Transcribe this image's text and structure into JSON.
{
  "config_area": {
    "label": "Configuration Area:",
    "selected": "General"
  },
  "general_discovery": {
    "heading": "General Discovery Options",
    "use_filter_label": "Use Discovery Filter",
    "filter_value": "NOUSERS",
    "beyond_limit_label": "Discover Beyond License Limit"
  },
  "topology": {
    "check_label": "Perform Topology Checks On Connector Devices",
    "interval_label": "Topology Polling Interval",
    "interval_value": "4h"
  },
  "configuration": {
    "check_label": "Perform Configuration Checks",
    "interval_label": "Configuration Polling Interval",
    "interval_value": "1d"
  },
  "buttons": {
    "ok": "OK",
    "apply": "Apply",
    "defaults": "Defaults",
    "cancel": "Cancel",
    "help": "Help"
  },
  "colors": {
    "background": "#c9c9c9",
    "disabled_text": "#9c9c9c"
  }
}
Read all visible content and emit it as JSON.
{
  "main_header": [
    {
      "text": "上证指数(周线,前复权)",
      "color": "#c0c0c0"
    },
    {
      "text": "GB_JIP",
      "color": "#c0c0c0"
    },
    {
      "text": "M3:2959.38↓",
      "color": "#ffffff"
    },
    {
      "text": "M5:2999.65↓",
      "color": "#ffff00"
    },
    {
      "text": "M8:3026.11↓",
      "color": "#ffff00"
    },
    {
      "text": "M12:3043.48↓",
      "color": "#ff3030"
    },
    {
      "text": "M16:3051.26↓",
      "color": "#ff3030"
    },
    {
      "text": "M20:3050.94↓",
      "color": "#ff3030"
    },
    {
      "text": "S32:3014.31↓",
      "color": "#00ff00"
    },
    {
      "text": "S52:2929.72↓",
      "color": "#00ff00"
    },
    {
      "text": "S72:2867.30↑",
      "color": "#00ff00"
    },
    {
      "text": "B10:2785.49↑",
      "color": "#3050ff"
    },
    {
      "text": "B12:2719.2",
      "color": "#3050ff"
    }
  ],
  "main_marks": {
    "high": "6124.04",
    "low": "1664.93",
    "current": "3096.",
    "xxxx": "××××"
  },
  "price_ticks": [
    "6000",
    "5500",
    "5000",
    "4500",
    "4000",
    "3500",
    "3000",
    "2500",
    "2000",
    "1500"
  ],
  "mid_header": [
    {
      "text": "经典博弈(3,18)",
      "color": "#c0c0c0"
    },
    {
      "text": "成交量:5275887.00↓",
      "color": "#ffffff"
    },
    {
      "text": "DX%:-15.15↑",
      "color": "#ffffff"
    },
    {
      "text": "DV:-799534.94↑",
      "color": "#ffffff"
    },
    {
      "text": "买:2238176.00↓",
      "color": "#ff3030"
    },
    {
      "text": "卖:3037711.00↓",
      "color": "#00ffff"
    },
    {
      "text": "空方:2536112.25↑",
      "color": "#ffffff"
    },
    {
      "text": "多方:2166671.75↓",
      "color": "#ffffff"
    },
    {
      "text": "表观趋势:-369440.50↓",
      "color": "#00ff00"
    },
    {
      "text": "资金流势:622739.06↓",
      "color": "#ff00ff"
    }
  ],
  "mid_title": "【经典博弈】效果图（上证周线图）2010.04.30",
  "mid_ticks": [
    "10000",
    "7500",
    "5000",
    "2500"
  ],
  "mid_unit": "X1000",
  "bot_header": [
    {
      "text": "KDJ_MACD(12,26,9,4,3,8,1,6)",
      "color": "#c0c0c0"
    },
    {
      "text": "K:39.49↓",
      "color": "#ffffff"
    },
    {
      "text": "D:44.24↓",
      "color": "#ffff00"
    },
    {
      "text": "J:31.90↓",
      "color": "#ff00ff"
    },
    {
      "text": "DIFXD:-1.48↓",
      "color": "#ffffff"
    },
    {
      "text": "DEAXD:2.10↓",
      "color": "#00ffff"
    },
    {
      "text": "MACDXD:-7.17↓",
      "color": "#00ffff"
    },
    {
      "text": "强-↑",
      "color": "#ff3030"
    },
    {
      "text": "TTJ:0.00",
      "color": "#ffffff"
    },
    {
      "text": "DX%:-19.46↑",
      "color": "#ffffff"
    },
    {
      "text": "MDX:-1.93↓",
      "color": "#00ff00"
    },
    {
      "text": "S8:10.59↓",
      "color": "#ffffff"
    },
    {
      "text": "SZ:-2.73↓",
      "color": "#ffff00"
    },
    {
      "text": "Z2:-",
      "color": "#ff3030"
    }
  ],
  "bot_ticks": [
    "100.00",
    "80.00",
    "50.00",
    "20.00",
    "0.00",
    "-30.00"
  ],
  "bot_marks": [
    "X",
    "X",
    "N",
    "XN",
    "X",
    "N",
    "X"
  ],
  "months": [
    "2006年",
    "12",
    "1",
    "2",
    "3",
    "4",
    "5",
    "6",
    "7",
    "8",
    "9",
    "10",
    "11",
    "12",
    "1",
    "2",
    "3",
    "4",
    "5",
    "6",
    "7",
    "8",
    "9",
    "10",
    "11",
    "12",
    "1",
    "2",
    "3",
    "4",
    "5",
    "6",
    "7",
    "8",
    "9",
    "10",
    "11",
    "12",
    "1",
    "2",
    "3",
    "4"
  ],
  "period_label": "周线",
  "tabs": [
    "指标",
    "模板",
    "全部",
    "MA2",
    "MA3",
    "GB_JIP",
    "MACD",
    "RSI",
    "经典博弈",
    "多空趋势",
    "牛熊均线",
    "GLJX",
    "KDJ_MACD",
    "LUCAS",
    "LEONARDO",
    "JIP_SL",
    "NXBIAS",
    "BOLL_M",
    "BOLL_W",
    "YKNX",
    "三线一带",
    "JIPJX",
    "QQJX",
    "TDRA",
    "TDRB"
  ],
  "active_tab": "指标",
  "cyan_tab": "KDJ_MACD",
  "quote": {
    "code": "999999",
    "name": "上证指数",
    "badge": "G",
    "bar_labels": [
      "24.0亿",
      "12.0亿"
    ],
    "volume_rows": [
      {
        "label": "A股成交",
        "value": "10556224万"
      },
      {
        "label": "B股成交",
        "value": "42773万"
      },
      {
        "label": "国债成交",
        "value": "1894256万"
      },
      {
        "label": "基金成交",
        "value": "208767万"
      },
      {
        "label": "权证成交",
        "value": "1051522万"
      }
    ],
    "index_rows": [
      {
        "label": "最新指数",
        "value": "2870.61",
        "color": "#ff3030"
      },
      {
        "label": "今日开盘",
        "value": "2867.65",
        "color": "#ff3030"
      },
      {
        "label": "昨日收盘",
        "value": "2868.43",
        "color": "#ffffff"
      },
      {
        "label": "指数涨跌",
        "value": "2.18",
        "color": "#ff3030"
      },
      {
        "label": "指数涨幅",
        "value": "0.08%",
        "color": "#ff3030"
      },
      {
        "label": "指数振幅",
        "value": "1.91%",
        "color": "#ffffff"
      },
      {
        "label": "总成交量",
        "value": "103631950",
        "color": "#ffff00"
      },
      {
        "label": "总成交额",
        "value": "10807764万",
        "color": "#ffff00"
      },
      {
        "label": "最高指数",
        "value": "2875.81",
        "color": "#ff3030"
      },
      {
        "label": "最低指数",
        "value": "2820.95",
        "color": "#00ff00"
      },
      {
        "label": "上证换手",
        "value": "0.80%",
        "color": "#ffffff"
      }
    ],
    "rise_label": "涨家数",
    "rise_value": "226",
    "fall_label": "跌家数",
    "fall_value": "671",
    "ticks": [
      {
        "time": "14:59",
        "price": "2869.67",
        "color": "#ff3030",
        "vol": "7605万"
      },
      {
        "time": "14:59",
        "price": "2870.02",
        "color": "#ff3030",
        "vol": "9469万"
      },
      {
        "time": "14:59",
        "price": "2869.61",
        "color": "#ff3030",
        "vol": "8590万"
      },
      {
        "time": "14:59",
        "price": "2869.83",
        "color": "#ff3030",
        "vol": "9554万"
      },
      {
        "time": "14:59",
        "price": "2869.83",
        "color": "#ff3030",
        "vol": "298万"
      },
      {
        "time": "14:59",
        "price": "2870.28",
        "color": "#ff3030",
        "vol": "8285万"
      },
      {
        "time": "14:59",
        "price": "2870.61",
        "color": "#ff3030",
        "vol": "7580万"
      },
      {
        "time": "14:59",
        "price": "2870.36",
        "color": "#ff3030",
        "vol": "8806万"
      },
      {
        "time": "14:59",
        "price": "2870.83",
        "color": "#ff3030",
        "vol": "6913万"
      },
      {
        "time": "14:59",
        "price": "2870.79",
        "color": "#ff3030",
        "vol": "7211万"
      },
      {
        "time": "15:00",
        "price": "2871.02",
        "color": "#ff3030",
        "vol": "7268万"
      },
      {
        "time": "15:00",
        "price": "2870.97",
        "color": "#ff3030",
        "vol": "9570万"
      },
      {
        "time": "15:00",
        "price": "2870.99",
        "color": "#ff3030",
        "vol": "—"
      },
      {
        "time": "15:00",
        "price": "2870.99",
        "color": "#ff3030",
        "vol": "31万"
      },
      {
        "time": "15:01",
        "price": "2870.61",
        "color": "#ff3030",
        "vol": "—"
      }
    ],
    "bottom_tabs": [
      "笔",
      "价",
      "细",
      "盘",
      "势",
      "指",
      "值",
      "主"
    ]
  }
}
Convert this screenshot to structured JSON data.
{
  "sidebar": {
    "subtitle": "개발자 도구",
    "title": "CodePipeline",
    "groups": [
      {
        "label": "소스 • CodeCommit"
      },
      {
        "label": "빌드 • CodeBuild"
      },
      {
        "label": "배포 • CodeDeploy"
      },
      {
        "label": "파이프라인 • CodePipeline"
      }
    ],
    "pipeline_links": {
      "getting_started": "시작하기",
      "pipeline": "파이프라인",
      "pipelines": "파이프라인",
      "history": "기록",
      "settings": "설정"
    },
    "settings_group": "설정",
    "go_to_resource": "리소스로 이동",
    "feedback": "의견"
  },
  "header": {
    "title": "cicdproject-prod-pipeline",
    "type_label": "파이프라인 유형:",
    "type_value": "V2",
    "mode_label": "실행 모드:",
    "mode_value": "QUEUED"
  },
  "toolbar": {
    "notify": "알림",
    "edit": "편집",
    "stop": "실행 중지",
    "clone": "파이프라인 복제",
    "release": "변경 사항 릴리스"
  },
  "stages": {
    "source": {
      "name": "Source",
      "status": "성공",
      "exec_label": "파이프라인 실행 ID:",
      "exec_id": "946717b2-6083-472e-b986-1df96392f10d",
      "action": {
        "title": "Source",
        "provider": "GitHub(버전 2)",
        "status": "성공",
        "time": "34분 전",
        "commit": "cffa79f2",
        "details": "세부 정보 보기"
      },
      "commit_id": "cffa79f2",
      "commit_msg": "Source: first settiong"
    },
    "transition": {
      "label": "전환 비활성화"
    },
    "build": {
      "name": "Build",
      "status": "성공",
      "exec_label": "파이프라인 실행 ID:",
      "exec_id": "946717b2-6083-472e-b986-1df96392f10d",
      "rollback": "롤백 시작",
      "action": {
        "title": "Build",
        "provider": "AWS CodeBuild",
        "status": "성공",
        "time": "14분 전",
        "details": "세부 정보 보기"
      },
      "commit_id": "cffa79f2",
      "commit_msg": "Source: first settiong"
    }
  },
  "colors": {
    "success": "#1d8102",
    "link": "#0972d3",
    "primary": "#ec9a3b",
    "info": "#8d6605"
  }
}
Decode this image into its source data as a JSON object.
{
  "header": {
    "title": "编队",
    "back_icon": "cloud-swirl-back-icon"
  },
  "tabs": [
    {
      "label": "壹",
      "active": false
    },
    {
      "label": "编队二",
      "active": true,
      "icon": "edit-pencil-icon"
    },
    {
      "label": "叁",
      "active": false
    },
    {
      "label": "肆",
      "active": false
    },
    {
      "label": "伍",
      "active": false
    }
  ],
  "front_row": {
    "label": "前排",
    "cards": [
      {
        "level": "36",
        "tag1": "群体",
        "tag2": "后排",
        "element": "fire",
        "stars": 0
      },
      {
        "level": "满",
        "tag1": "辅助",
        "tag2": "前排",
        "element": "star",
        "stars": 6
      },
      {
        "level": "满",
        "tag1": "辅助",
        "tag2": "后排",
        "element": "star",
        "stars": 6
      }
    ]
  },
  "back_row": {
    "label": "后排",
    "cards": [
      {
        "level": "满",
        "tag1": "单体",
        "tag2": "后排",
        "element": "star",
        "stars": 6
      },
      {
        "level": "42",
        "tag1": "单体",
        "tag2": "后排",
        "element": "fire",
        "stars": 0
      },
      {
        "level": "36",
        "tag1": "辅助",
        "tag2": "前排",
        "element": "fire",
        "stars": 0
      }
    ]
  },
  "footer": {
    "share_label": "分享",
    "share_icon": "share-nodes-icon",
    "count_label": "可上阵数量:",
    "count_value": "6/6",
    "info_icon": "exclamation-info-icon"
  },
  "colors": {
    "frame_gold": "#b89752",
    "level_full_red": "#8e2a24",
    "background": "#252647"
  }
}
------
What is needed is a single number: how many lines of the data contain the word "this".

**RESPONSE**
3